Notwithstanding formal establishment of functionality, one can ask what selective processes would drive the spread of the genes into their new compartment. For some cases, it may simply be a 'new function' that is selectively advantageous within that compartment. In others, the drive for the transferred gene seems to be complementing loss in another compartment. For the case of the predatory sea slug , the loss of the algal nuclear genome following predation makes the utility of genes that maintain a functional chloroplast clear. For the case of the aphid , the transferred gene could be driven into the population by the presence of a poorly performing or absent copy in the Buchnera genome. Buchnera, like other endosymbionts, has a genome that is greatly reduced in size compared with their free living relatives, resulting from pseudogenization and subsequent gene loss . The transfer of a gene into the host from other microbial symbionts may have compensated for the deterioration of the gene in Buchnera, producing a selective advantage for the laterally transferred copy.
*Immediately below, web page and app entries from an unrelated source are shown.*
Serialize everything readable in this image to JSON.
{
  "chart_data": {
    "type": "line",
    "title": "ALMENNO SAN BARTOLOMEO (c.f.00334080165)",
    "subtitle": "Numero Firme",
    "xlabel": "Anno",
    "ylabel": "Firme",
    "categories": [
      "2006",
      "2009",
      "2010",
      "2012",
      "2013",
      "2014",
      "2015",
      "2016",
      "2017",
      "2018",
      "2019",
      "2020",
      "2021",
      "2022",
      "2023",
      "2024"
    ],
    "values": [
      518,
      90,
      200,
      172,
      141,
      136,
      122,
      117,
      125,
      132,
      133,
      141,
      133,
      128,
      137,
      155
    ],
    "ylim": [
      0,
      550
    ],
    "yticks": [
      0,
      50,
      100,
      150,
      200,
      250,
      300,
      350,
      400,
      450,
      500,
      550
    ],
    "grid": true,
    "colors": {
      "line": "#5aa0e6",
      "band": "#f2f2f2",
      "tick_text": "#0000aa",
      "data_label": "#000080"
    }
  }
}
Although symbiont-host lateral transfer is both surprising and exciting at first sight, retrospectively, the presence of lateral transfer should have been expected – transfer of function to the nucleus has been a fundamental part of the evolution in the mitochondria-eukaryote symbiosis, and transfer of mitochondrial DNA genes to the nucleus that subsequently were pseudogenized (numts) is known to be both ongoing and common . In this context, the finding of lateral transfer in more recent symbioses is less surprising, and the presence of functional copies of symbiont genes within the nuclear genome should therefore be expected – it was an integral part of early history of the mitochondria-eukaryote symbiosis and thus will be in these more recent symbioses. However, it is clear that the scope for such transfers is much wider than previously thought. First, lateral transfer is not limited to vertically transmitted symbionts, present in the germline – the alga is not vertically transmitted by the sea slug, but acquired through predation. Moreover, that vertical transmission is no prerequisite for LGT is evidenced by the recent finding of transfer of diverse bacterial and eukaryotic genes into bdelloid rotifers . Second, transfers from bacteria to their host may be spreading by virtue of the phenotypic effect of the transferred genes in other bacterial symbionts. In the case of the aphid-Buchnera symbiosis, lateral transfer of non-Buchnera microbial genes to the host seems to be compensating for loss within the Buchnera genome.
We thank Ed Feil and Atsushi Nakabachi for useful suggestions on the manuscript.